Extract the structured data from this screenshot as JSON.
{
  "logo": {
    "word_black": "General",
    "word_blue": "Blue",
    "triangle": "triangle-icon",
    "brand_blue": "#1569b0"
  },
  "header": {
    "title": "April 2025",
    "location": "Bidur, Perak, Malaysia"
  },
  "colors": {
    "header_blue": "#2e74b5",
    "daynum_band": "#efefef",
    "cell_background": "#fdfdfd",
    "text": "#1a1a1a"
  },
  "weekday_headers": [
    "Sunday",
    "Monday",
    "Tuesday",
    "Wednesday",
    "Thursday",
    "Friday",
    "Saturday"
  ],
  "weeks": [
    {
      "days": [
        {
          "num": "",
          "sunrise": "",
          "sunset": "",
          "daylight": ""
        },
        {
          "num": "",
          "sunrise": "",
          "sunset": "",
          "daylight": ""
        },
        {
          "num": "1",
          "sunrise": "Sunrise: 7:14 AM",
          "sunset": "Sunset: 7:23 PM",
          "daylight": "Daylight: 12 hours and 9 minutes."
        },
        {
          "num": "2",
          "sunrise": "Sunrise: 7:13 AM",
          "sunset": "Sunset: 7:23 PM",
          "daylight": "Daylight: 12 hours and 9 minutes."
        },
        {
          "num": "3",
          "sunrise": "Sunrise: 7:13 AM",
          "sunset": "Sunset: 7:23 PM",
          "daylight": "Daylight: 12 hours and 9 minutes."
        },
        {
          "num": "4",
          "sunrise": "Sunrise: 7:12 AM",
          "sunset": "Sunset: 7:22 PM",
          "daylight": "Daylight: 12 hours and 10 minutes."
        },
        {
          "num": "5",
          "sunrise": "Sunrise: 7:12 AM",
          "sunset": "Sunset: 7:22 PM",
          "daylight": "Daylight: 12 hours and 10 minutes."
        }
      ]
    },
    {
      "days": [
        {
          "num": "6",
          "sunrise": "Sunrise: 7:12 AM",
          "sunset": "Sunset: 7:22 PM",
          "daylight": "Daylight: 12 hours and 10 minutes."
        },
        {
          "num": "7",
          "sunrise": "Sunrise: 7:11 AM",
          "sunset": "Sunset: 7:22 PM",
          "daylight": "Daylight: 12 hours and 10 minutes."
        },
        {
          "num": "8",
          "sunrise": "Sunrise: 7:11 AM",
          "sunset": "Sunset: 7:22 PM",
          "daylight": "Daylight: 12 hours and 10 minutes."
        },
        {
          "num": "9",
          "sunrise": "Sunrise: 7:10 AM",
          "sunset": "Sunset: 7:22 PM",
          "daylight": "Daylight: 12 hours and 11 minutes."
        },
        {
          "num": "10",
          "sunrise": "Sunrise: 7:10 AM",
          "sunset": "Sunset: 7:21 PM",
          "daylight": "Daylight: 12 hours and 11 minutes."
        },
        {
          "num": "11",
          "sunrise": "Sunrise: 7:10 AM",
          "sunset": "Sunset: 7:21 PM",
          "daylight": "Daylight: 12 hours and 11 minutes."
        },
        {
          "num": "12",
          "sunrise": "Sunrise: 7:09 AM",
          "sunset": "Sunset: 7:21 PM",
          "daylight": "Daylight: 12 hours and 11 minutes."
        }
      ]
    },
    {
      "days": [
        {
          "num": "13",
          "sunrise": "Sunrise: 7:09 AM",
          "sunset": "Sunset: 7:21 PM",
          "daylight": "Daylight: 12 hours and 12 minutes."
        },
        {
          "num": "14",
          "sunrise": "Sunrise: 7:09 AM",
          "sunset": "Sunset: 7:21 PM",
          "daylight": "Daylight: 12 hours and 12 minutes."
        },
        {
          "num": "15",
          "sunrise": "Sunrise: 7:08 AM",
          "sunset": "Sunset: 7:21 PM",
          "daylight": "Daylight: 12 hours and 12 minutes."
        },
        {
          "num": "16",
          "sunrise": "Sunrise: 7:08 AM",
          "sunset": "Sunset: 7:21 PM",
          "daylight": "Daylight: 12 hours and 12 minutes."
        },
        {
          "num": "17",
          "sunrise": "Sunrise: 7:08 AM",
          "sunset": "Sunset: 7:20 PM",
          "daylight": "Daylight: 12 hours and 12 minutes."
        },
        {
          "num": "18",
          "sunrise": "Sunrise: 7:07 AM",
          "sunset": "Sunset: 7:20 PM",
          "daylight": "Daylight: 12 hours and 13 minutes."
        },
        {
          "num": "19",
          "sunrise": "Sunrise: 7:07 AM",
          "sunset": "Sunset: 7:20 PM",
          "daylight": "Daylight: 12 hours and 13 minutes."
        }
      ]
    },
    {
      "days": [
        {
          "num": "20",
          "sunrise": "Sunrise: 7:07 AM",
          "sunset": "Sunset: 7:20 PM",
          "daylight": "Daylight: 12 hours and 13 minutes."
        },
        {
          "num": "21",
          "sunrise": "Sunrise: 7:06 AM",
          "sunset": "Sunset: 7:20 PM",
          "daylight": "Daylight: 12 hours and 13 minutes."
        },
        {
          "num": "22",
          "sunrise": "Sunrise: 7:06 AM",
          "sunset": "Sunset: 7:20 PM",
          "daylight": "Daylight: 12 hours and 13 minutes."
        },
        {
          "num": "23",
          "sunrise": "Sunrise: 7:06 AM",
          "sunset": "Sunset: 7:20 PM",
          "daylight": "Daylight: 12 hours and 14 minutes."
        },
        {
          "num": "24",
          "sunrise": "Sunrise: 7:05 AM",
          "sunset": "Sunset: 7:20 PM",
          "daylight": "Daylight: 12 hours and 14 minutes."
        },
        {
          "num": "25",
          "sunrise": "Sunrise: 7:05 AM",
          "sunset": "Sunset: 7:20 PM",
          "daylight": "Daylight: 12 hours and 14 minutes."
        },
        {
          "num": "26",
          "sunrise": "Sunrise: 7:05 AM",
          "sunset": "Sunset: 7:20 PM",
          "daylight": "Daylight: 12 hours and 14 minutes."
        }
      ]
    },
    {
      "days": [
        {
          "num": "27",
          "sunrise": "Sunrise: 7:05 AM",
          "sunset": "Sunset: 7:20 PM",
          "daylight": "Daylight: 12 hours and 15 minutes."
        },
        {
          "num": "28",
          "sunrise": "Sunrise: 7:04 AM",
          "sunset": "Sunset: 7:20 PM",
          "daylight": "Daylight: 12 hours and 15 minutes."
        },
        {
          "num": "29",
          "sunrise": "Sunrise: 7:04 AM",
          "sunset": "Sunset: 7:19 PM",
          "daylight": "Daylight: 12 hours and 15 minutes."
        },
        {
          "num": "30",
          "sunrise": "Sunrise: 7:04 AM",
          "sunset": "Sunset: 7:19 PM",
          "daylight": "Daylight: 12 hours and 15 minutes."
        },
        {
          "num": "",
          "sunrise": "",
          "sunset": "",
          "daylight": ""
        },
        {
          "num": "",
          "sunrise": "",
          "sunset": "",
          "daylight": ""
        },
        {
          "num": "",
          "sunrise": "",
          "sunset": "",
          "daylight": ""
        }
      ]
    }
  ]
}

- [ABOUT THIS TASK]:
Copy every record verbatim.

- [TASK SOLUTION]:
Extract the structured data from this screenshot as JSON.
{
  "logo": {
    "word_black": "General",
    "word_blue": "Blue",
    "triangle": "triangle-icon",
    "brand_blue": "#1569b0"
  },
  "header": {
    "title": "April 2025",
    "location": "Bidur, Perak, Malaysia"
  },
  "colors": {
    "header_blue": "#2e74b5",
    "daynum_band": "#efefef",
    "cell_background": "#fdfdfd",
    "text": "#1a1a1a"
  },
  "weekday_headers": [
    "Sunday",
    "Monday",
    "Tuesday",
    "Wednesday",
    "Thursday",
    "Friday",
    "Saturday"
  ],
  "weeks": [
    {
      "days": [
        {
          "num": "",
          "sunrise": "",
          "sunset": "",
          "daylight": ""
        },
        {
          "num": "",
          "sunrise": "",
          "sunset": "",
          "daylight": ""
        },
        {
          "num": "1",
          "sunrise": "Sunrise: 7:14 AM",
          "sunset": "Sunset: 7:23 PM",
          "daylight": "Daylight: 12 hours and 9 minutes."
        },
        {
          "num": "2",
          "sunrise": "Sunrise: 7:13 AM",
          "sunset": "Sunset: 7:23 PM",
          "daylight": "Daylight: 12 hours and 9 minutes."
        },
        {
          "num": "3",
          "sunrise": "Sunrise: 7:13 AM",
          "sunset": "Sunset: 7:23 PM",
          "daylight": "Daylight: 12 hours and 9 minutes."
        },
        {
          "num": "4",
          "sunrise": "Sunrise: 7:12 AM",
          "sunset": "Sunset: 7:22 PM",
          "daylight": "Daylight: 12 hours and 10 minutes."
        },
        {
          "num": "5",
          "sunrise": "Sunrise: 7:12 AM",
          "sunset": "Sunset: 7:22 PM",
          "daylight": "Daylight: 12 hours and 10 minutes."
        }
      ]
    },
    {
      "days": [
        {
          "num": "6",
          "sunrise": "Sunrise: 7:12 AM",
          "sunset": "Sunset: 7:22 PM",
          "daylight": "Daylight: 12 hours and 10 minutes."
        },
        {
          "num": "7",
          "sunrise": "Sunrise: 7:11 AM",
          "sunset": "Sunset: 7:22 PM",
          "daylight": "Daylight: 12 hours and 10 minutes."
        },
        {
          "num": "8",
          "sunrise": "Sunrise: 7:11 AM",
          "sunset": "Sunset: 7:22 PM",
          "daylight": "Daylight: 12 hours and 10 minutes."
        },
        {
          "num": "9",
          "sunrise": "Sunrise: 7:10 AM",
          "sunset": "Sunset: 7:22 PM",
          "daylight": "Daylight: 12 hours and 11 minutes."
        },
        {
          "num": "10",
          "sunrise": "Sunrise: 7:10 AM",
          "sunset": "Sunset: 7:21 PM",
          "daylight": "Daylight: 12 hours and 11 minutes."
        },
        {
          "num": "11",
          "sunrise": "Sunrise: 7:10 AM",
          "sunset": "Sunset: 7:21 PM",
          "daylight": "Daylight: 12 hours and 11 minutes."
        },
        {
          "num": "12",
          "sunrise": "Sunrise: 7:09 AM",
          "sunset": "Sunset: 7:21 PM",
          "daylight": "Daylight: 12 hours and 11 minutes."
        }
      ]
    },
    {
      "days": [
        {
          "num": "13",
          "sunrise": "Sunrise: 7:09 AM",
          "sunset": "Sunset: 7:21 PM",
          "daylight": "Daylight: 12 hours and 12 minutes."
        },
        {
          "num": "14",
          "sunrise": "Sunrise: 7:09 AM",
          "sunset": "Sunset: 7:21 PM",
          "daylight": "Daylight: 12 hours and 12 minutes."
        },
        {
          "num": "15",
          "sunrise": "Sunrise: 7:08 AM",
          "sunset": "Sunset: 7:21 PM",
          "daylight": "Daylight: 12 hours and 12 minutes."
        },
        {
          "num": "16",
          "sunrise": "Sunrise: 7:08 AM",
          "sunset": "Sunset: 7:21 PM",
          "daylight": "Daylight: 12 hours and 12 minutes."
        },
        {
          "num": "17",
          "sunrise": "Sunrise: 7:08 AM",
          "sunset": "Sunset: 7:20 PM",
          "daylight": "Daylight: 12 hours and 12 minutes."
        },
        {
          "num": "18",
          "sunrise": "Sunrise: 7:07 AM",
          "sunset": "Sunset: 7:20 PM",
          "daylight": "Daylight: 12 hours and 13 minutes."
        },
        {
          "num": "19",
          "sunrise": "Sunrise: 7:07 AM",
          "sunset": "Sunset: 7:20 PM",
          "daylight": "Daylight: 12 hours and 13 minutes."
        }
      ]
    },
    {
      "days": [
        {
          "num": "20",
          "sunrise": "Sunrise: 7:07 AM",
          "sunset": "Sunset: 7:20 PM",
          "daylight": "Daylight: 12 hours and 13 minutes."
        },
        {
          "num": "21",
          "sunrise": "Sunrise: 7:06 AM",
          "sunset": "Sunset: 7:20 PM",
          "daylight": "Daylight: 12 hours and 13 minutes."
        },
        {
          "num": "22",
          "sunrise": "Sunrise: 7:06 AM",
          "sunset": "Sunset: 7:20 PM",
          "daylight": "Daylight: 12 hours and 13 minutes."
        },
        {
          "num": "23",
          "sunrise": "Sunrise: 7:06 AM",
          "sunset": "Sunset: 7:20 PM",
          "daylight": "Daylight: 12 hours and 14 minutes."
        },
        {
          "num": "24",
          "sunrise": "Sunrise: 7:05 AM",
          "sunset": "Sunset: 7:20 PM",
          "daylight": "Daylight: 12 hours and 14 minutes."
        },
        {
          "num": "25",
          "sunrise": "Sunrise: 7:05 AM",
          "sunset": "Sunset: 7:20 PM",
          "daylight": "Daylight: 12 hours and 14 minutes."
        },
        {
          "num": "26",
          "sunrise": "Sunrise: 7:05 AM",
          "sunset": "Sunset: 7:20 PM",
          "daylight": "Daylight: 12 hours and 14 minutes."
        }
      ]
    },
    {
      "days": [
        {
          "num": "27",
          "sunrise": "Sunrise: 7:05 AM",
          "sunset": "Sunset: 7:20 PM",
          "daylight": "Daylight: 12 hours and 15 minutes."
        },
        {
          "num": "28",
          "sunrise": "Sunrise: 7:04 AM",
          "sunset": "Sunset: 7:20 PM",
          "daylight": "Daylight: 12 hours and 15 minutes."
        },
        {
          "num": "29",
          "sunrise": "Sunrise: 7:04 AM",
          "sunset": "Sunset: 7:19 PM",
          "daylight": "Daylight: 12 hours and 15 minutes."
        },
        {
          "num": "30",
          "sunrise": "Sunrise: 7:04 AM",
          "sunset": "Sunset: 7:19 PM",
          "daylight": "Daylight: 12 hours and 15 minutes."
        },
        {
          "num": "",
          "sunrise": "",
          "sunset": "",
          "daylight": ""
        },
        {
          "num": "",
          "sunrise": "",
          "sunset": "",
          "daylight": ""
        },
        {
          "num": "",
          "sunrise": "",
          "sunset": "",
          "daylight": ""
        }
      ]
    }
  ]
}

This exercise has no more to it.